Black alumni of Loyola Blakefield are calling for an increase in African-American faculty and administrators and other changes following racist incidents at the school.
The Catholic boys school in Towson for grades 6-12 closed for a day last week after graffiti containing the N-word was found in a bathroom stall. It was the second instance there in two weeks involving graffiti with a racial slur.
In a memo to school president Anthony Day and other officials, a group of black alumni called on Loyola Blakefield to increase the portion of black faculty and administrators to 25 percent of the school total by the year 2022. Among other proposals, they also want curriculum to better reflect black history, and for the school to include black faculty and administrators in financial aid and admissions committees.
“Please note that many, if not all, of these proposals have been made before to previous administrations of Loyola Blakefield, to no avail, which is why we revisit these issues again at this time,” the memo states.

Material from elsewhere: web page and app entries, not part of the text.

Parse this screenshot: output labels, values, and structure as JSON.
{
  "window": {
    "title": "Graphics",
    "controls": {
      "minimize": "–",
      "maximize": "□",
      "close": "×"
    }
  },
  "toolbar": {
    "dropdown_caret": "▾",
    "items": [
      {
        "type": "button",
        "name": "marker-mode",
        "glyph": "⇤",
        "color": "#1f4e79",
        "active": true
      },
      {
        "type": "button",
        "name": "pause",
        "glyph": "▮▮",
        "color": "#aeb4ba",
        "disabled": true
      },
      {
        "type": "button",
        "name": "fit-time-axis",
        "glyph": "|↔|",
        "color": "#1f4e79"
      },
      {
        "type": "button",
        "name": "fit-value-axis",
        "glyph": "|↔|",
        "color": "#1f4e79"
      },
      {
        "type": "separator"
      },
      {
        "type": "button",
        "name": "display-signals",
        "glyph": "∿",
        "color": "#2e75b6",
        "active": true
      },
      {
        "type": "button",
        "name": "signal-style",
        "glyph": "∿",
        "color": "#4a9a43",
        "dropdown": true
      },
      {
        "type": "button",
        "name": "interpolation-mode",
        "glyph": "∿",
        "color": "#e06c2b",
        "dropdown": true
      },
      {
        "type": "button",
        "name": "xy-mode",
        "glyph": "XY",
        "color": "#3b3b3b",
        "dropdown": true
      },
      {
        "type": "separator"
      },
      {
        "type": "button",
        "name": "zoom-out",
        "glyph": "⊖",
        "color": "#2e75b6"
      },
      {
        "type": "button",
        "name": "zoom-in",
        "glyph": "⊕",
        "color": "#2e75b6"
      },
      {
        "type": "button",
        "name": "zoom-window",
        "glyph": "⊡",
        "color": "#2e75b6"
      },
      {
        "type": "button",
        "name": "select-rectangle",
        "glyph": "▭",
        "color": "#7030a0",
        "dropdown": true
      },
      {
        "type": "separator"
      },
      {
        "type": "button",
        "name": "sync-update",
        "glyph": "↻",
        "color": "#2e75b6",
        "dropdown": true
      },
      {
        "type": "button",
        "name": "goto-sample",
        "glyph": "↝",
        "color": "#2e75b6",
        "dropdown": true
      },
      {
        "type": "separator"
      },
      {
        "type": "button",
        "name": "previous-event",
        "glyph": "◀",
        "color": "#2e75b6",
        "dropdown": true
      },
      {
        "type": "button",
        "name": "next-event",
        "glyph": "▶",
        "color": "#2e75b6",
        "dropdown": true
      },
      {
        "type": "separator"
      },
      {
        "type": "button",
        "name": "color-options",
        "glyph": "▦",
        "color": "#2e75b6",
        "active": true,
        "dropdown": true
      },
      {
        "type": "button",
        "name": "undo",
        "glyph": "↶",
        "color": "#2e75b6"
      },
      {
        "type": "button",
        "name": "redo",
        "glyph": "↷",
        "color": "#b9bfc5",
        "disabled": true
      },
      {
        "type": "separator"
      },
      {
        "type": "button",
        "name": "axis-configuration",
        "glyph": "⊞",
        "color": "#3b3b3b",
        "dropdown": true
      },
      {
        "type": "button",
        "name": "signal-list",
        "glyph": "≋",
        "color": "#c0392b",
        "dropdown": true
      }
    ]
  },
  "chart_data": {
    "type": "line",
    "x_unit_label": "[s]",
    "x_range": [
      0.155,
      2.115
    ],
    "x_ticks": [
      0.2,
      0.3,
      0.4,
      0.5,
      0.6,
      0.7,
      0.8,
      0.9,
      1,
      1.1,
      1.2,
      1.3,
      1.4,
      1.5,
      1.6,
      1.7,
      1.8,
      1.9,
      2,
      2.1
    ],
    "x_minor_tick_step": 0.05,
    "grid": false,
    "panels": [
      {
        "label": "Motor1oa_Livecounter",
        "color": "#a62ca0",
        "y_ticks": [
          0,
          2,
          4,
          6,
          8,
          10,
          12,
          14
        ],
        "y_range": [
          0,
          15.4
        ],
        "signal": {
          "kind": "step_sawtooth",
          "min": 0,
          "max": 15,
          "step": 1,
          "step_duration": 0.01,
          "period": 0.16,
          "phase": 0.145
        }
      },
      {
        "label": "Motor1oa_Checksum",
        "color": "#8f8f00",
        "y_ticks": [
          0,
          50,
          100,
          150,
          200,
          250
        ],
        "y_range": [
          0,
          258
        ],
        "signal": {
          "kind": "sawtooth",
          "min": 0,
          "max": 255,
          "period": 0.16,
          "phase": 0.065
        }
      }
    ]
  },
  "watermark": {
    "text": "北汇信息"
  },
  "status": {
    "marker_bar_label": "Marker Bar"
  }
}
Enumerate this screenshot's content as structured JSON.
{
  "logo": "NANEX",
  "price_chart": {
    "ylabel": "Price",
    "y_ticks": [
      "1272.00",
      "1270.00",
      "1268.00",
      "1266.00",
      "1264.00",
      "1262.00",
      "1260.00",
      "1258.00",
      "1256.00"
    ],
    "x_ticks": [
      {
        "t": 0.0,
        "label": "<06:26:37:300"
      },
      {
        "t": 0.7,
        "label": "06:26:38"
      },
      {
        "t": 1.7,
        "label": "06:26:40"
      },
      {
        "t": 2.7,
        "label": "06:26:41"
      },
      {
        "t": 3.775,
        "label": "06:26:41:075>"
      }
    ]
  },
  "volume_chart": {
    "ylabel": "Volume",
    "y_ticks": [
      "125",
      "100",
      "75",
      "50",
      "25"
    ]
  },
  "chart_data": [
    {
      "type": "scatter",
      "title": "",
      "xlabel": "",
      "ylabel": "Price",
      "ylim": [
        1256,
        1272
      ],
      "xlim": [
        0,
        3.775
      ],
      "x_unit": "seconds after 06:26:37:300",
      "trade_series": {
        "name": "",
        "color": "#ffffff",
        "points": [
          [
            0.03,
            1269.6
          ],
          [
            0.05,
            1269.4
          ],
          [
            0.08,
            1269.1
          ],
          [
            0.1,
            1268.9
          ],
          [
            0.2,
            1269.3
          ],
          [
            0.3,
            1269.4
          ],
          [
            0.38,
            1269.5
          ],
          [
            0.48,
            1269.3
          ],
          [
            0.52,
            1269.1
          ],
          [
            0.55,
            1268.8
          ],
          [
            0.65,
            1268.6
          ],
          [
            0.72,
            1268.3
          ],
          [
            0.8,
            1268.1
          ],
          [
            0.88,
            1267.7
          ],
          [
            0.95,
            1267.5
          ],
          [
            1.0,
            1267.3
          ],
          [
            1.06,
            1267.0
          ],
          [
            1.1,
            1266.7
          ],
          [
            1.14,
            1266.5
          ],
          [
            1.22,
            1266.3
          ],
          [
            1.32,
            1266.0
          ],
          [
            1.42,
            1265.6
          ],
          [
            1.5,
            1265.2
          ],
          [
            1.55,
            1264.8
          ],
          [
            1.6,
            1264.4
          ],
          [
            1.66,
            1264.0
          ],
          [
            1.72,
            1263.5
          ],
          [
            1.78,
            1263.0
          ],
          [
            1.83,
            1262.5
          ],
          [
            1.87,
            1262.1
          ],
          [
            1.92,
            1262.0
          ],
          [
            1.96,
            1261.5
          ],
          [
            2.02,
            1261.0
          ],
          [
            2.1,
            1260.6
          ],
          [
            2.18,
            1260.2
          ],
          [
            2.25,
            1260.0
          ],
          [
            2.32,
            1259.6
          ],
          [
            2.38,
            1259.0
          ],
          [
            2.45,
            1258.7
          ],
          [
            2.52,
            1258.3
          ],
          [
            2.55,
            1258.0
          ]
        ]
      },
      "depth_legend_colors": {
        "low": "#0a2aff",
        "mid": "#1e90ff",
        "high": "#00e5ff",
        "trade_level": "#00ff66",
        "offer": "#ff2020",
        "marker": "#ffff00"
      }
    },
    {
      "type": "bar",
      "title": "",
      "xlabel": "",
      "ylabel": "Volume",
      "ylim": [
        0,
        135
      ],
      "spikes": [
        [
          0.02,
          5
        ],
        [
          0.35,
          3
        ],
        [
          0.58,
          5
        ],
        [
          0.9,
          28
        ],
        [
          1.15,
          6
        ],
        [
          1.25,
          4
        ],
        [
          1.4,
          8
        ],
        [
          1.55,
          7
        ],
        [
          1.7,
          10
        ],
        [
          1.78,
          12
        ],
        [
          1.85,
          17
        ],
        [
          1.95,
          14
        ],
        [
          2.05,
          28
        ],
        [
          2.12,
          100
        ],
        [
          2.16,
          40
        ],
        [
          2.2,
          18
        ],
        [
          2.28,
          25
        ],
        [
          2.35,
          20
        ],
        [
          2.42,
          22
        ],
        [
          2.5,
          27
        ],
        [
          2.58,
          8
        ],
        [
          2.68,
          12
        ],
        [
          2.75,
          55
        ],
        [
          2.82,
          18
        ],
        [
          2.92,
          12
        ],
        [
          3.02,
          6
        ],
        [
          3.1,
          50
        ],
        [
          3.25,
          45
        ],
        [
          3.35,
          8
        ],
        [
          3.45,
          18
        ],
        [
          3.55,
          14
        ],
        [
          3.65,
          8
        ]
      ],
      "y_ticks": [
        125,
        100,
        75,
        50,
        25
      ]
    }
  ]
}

The memo was delivered to school leaders last week, said Ralph Moore, a 1970 alumnus and former teacher there.
“The school has to be learning about people who don’t look like them,” Moore said. “It’s not just reading, writing and arithmetic.”
Meetings for students and families to discuss the recent incidents drew crowds to the school last Friday and this Tuesday.
Carl Stokes, a former Baltimore City councilman and 1968 graduate of the school, was among the hundreds who attended.
“You’ve got to give [school officials] some credit that they have called it out and that they’ve said we have this problem,” Stokes said. Still, he said, the administration needs to be “more proactive” in addressing issues of diversity.
Less than 10 percent of the school’s 986 students are black, according to figures school officials provided to The Baltimore Sun. The school did not provide data on how many faculty members are black.
Wesley Chandler Wood, who graduated from the school in 1988, said that “having more black faculty on staff is good for black and white students, to see black people in positions of authority and expertise.”
Wood said he was encouraged by the recent meetings.
“The true measure of how things are proceeding will be coming the next few months,” he said. “My overall feeling and mood right now is positive. The community seems like it really wants to change Loyola for the better … and that means dealing with the recent incidents in a forceful way.”
In a Baltimore County police report filed last week after the graffiti was discovered, an officer wrote that administrators told police there had been “ongoing bias-related incidents at the school since the start of the fall semester.”
School officials have declined to publicly elaborate on those incidents.
In a statement to The Sun on Wednesday, Day and board chairman Bill McCarthy didn’t respond to specifics of the alumni proposals but said they “look forward to discussions with all members of our community as we move forward with this critical work.”
County police are investigating the graffiti and have said there is security footage from the school that could shed light on the incidents. But a police spokeswoman said police are “waiting for Loyola to go through the video” because the footage had no timestamp.
“They’ve got quite a few hours on the video,” police spokeswoman Louise Rogers-Feher said. “Once they have what is needed, they will come back to us and we’ll take it from there.”